» ACTION ITEM
Go through the data line by line. Copy each one holding the string "this".

» MATERIAL SUPPLIED
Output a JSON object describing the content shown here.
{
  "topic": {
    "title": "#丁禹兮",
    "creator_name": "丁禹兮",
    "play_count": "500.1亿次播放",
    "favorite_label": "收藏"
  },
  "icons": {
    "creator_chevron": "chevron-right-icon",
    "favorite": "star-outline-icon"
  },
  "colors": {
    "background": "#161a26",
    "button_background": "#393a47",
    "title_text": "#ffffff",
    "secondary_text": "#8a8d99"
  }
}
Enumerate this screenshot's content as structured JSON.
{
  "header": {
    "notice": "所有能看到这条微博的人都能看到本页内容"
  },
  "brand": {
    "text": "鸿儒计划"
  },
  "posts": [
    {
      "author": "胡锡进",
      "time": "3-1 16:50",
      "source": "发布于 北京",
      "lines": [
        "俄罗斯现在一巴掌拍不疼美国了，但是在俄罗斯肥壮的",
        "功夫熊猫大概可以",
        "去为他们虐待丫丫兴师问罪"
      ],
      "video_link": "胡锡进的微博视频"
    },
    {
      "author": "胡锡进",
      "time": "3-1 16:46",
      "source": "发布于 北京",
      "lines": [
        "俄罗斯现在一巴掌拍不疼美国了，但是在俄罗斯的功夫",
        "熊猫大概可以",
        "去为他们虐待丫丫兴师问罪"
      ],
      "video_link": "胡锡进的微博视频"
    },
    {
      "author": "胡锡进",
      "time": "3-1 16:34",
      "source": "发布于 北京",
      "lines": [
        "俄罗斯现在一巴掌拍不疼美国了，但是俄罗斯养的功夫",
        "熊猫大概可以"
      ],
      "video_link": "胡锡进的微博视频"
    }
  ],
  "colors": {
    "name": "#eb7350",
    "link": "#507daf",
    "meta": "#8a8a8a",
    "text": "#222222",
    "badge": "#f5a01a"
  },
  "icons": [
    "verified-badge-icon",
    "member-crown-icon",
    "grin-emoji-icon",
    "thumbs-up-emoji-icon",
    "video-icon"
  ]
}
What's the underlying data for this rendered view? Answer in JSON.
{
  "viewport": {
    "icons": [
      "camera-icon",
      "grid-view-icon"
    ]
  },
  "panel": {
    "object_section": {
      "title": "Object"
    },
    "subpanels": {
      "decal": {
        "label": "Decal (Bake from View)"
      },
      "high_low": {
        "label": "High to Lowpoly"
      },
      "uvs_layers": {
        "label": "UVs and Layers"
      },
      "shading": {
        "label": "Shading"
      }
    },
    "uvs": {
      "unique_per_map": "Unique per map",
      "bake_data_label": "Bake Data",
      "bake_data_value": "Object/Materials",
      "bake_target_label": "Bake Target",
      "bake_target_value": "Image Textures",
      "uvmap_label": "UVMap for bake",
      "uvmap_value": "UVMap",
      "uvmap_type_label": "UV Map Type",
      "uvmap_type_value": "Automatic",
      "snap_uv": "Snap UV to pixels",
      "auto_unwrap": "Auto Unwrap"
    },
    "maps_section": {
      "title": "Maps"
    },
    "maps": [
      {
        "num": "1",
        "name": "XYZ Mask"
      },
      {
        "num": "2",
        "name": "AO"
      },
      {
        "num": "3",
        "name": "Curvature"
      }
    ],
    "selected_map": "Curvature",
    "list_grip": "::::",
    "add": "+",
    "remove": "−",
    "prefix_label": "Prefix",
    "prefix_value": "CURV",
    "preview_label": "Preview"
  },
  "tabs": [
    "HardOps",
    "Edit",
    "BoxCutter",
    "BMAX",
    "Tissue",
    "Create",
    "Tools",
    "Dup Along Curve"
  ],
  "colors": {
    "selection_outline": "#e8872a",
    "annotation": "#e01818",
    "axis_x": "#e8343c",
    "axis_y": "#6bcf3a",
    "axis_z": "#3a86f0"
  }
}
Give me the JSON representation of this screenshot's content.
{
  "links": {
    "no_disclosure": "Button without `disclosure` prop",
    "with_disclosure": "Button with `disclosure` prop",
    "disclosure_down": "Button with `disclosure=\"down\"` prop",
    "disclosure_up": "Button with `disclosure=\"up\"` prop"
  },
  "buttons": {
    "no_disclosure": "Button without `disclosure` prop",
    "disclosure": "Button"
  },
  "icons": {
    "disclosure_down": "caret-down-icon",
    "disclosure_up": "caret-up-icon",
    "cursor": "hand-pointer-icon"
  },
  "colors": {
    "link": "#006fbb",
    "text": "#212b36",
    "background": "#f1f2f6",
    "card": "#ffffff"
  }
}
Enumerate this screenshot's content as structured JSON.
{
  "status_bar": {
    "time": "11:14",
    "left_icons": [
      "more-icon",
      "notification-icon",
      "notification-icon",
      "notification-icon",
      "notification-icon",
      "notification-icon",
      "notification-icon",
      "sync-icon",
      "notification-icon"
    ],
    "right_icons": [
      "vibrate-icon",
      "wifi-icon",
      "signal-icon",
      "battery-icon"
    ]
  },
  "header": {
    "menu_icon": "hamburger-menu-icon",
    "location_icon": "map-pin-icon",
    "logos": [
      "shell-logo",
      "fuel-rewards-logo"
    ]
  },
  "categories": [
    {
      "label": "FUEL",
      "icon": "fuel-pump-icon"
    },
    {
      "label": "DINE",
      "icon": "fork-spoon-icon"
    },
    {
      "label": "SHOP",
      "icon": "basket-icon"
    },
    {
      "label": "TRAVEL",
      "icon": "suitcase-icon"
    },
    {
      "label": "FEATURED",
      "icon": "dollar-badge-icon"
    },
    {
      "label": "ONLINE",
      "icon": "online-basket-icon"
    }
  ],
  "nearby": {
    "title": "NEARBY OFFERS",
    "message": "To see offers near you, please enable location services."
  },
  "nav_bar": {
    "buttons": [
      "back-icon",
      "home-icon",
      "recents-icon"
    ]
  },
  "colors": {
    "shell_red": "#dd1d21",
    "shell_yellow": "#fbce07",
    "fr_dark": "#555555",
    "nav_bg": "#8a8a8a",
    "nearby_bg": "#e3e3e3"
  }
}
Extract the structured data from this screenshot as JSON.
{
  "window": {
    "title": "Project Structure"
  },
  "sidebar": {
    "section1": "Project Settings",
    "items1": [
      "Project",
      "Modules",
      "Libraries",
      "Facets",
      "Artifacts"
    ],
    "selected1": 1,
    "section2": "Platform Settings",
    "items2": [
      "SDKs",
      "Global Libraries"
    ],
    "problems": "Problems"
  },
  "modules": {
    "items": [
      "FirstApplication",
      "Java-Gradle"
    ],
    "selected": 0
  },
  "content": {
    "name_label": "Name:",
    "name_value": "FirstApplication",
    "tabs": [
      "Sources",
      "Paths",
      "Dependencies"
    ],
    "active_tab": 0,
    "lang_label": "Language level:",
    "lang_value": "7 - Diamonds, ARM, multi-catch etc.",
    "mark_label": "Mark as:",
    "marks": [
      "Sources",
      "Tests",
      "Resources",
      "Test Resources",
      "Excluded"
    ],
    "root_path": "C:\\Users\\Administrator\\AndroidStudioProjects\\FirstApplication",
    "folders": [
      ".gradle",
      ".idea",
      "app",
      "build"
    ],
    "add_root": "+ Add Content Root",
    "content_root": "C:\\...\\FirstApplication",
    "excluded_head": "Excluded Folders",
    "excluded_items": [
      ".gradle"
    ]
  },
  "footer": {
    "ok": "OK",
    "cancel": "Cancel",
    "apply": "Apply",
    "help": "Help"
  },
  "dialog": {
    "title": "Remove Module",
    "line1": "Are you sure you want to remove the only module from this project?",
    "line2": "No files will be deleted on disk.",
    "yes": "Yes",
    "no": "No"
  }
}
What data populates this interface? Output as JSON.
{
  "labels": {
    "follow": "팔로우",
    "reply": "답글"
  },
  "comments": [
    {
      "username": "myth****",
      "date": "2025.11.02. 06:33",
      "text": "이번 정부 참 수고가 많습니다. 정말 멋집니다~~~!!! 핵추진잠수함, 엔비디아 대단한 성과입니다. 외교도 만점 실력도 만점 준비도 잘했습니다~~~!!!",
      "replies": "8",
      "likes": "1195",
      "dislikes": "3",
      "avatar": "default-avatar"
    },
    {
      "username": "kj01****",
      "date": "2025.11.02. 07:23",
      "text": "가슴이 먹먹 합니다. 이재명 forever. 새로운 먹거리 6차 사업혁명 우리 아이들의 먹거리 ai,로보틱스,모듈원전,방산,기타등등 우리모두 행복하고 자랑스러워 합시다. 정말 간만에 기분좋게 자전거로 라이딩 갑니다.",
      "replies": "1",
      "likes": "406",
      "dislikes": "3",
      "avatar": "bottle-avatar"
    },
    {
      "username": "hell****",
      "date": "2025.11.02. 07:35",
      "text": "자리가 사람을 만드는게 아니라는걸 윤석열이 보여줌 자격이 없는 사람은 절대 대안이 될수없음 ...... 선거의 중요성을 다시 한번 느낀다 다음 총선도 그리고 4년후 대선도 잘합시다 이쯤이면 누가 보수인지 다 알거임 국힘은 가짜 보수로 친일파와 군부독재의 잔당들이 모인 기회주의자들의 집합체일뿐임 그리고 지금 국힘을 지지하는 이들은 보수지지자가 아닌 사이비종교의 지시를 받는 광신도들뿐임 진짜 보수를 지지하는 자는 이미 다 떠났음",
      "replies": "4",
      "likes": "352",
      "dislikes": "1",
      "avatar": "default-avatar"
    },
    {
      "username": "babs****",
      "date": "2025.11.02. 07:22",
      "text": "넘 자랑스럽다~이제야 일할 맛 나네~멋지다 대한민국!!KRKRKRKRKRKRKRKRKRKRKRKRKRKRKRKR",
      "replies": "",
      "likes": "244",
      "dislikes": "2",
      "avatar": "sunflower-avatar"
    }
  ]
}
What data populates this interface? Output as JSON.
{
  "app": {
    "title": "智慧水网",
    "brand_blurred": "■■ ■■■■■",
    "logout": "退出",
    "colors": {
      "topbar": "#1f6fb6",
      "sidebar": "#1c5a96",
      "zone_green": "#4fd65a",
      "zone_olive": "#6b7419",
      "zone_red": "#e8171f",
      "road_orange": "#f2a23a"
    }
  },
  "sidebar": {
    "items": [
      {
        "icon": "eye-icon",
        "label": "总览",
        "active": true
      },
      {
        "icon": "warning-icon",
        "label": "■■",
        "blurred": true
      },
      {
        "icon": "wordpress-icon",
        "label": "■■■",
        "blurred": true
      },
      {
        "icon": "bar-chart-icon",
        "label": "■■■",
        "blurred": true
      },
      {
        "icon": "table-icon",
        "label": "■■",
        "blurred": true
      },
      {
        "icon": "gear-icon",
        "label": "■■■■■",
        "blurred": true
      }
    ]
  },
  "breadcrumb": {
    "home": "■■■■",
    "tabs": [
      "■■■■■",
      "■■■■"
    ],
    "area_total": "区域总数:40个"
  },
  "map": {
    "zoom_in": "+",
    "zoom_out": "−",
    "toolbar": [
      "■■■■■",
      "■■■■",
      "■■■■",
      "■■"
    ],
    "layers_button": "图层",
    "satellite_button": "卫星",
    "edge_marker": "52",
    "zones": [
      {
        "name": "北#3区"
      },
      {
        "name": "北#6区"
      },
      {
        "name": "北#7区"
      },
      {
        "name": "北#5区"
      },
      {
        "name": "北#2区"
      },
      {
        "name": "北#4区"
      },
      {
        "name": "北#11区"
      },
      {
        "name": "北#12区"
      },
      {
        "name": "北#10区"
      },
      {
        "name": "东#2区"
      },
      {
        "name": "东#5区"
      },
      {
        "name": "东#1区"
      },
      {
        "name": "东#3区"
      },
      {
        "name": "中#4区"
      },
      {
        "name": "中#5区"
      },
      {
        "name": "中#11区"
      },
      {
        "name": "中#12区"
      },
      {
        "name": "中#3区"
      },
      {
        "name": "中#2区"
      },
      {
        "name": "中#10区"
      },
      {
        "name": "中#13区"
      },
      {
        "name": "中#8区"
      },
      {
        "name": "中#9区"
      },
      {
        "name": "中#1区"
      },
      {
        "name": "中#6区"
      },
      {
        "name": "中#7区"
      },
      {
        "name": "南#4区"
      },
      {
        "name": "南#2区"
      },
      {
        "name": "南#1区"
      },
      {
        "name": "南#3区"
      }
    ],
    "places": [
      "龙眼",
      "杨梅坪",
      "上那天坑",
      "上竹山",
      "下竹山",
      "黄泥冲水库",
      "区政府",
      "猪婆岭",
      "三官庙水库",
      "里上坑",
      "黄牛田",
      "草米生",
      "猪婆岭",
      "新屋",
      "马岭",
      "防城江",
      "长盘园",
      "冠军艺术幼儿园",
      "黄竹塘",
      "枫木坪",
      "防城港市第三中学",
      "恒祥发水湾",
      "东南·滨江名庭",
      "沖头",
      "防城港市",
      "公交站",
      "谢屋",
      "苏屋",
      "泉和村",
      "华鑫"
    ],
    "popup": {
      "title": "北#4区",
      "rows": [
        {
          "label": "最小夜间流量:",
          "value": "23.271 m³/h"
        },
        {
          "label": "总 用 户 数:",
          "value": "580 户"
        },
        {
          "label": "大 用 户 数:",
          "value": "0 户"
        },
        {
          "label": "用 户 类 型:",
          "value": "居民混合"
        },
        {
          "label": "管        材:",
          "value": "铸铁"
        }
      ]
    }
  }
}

» EXERCISE SOLUTION
Enumerate this screenshot's content as structured JSON.
What's the underlying data for this rendered view? Answer in JSON.
Give me the JSON representation of this screenshot's content.
Enumerate this screenshot's content as structured JSON.
Extract the structured data from this screenshot as JSON.
    "line1": "Are you sure you want to remove the only module from this project?",
What data populates this interface? Output as JSON.
What data populates this interface? Output as JSON.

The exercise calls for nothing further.